Giving the natural world a greater presence in our streets...
Excerpts from: "An artist’s point of view," by Jane E. Herrold, July 7, 2002|
The Procession of the Species
I have seen the dark underbelly of society and it is delightfully colorful. The place: Olympia, WA; the time: Earth Day 2002.
"...an eruption of bamboo, streamers, pipe cleaners, glitter, peacock feathers, cardboard and papier-mache rolled through town as the Procession of the Species got going." (The Olympian, the day after) Eight years old, the annual parade/street pageant has been dubbed "the jewel in Olympia’s capital crown" by AAA’s Washington Journey Magazine.
Twice a year, Olympia lights up its evening streets for a doable art walk. In April, the Olympia Arts Walk features a spanning Renaissance Faire-caliber cavalcade of homemade delights. The Procession of the Species (put on by Earthbound Productions and volunteers galore, in conjunction with Olympia Spring Arts Walk), is an original Olympia brainchild, and has caught on internationally as an Earth Day tribute "for and by the community." (Earth, fire, water, and air, oh my!)
There are only three rules for entries: no motorized vehicles, no live animals, no printed words. The march is a gallant, opulent attempt to give the natural, organic world a more obvious presence in the city’s streets. It actually seems to do just that, too. Color! Imagination! Freedom to express one’s creativity!
Months before the "big day" potential participants can attend workshops galore on papier-mache, glitter control, recycled wares, foam construction, and everything in between. Organizers amass tools, materials, ideas and back issues of National Geographic to goose the imagination.
Upon closing the streets, Oly police passed out sidewalk chalk by the five-gallon bucket, as we, the observers, waited along the trajectory. We also got to participate by decorating the parade route, and anxious "arteests" descended like locusts...no one was excluded from Olympia’s Procession of the Species.
The (Procession) itself was a huge, unique, moving art exhibit. All personal floats were mounted on an array of wheeled walkers, wagons, people’s heads and shoulders, shopping carts, bamboo poles, wheelbarrows, stilts, baby strollers, and bikes.
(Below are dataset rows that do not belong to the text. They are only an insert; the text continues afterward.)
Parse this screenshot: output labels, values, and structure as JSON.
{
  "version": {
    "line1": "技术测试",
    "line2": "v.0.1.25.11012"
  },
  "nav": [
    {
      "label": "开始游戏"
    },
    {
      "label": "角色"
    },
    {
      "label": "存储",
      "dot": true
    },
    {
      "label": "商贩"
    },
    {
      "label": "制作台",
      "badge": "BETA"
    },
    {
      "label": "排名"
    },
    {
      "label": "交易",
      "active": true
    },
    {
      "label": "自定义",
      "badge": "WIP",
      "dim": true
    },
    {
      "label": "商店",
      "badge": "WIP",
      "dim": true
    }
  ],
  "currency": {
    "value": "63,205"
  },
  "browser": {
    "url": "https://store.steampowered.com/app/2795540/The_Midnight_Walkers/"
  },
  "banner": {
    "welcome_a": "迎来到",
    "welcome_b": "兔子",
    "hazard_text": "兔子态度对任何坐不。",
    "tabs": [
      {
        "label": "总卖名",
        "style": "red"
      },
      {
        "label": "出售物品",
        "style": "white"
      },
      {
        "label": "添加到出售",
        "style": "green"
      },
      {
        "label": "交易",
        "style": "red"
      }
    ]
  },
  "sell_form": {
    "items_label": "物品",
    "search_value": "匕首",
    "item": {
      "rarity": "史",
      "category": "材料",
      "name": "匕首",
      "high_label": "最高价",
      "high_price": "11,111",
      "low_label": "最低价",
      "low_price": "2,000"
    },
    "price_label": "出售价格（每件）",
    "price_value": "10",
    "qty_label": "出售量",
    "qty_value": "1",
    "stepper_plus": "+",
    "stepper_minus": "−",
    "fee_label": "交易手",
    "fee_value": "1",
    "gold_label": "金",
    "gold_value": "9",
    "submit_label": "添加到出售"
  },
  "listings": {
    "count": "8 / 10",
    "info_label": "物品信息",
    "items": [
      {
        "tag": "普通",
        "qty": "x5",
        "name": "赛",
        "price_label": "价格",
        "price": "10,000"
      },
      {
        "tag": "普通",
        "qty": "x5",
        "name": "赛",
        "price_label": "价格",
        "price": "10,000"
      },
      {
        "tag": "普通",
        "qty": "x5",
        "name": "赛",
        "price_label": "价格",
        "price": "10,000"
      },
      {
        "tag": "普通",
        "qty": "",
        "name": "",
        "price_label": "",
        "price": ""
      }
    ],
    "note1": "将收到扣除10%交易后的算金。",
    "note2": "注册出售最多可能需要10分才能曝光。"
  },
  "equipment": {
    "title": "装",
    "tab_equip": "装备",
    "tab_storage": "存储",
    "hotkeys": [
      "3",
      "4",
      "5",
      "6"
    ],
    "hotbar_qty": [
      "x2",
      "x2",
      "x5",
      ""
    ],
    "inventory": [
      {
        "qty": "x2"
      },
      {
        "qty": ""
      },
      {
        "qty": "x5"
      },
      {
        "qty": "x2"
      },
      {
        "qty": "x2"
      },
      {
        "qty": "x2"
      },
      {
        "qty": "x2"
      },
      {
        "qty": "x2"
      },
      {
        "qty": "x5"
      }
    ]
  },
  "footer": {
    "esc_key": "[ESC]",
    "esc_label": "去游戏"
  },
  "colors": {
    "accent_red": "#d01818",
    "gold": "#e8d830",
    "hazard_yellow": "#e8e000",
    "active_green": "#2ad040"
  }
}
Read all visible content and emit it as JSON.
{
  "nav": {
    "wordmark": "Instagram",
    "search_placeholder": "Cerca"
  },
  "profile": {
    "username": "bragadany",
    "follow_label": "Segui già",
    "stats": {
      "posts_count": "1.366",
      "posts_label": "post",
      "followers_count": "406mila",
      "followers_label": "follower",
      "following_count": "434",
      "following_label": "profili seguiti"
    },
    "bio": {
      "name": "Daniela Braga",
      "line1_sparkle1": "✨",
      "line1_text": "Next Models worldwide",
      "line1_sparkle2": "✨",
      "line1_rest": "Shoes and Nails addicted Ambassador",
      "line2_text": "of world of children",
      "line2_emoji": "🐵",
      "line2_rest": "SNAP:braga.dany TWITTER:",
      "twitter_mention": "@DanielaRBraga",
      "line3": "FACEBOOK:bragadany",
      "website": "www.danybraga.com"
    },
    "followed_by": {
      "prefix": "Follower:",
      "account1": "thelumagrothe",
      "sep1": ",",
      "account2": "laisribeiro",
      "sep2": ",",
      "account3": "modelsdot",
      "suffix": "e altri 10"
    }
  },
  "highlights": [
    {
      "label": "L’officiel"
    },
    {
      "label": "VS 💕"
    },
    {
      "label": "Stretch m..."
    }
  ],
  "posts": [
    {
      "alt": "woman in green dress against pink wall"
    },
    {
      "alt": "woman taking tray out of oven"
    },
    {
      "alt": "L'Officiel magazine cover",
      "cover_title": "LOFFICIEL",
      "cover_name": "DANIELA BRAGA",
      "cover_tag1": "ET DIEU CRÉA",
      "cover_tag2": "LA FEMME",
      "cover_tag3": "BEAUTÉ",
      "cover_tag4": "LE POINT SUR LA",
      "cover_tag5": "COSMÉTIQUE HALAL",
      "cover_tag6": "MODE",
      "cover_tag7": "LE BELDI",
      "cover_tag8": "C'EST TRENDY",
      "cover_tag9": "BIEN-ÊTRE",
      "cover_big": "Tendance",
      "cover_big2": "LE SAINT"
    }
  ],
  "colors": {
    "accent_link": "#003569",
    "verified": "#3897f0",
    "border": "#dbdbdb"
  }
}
There were cats with catpaw mojo rattles, a giraffe family, rolling buffalo, elephants with dryer-hose noses and five-gallon bucket feet, monkeys, a zebra marching band, street size spider, stand of old growth trees, an ostrich in ruffled pantaloons, flying bats, slithering snakes, a mammoth peacock with batik feathers to scale, flock of seagulls, school of fish, fire minions and monsters, a parrot-decorated samba band, a pterodactyl with eggs, starfish, jellyfish, flamingo, penguin with CD eyes, and a spectacular life-sized, hand-carried whale...to name a few.
The art studio arena was right next to my friend Tim’s house, so we cruised over to check out the bugs, hyenas, alligators, and squid in progress. I felt a rush of joy run through me when I saw they had a glitter recycling funnel all set up. I love glitter! It takes me back to the days of yore, as costume supervisor for Portland’s famed Storefront Theater for one hundred years in the 80s. I often yearn for the roar of the greasepaint and smell of hot glue. These works in progress made my creatively bored heart sing. Somewhere between cut-out, school-made Halloween costumes and "Lion King" award winners, the whole shindig occupies a charm all its own.
SIMPLE BUT EFFECTIVE
I walked away from my visit to the Procession of the Species with a warm-fuzzy feeling in my jaded old soul and some color behind my eyes. I want to enlist next year! Care to join me in a creativity surge, anyone?
Email me: CafeVaquera@hotmail.com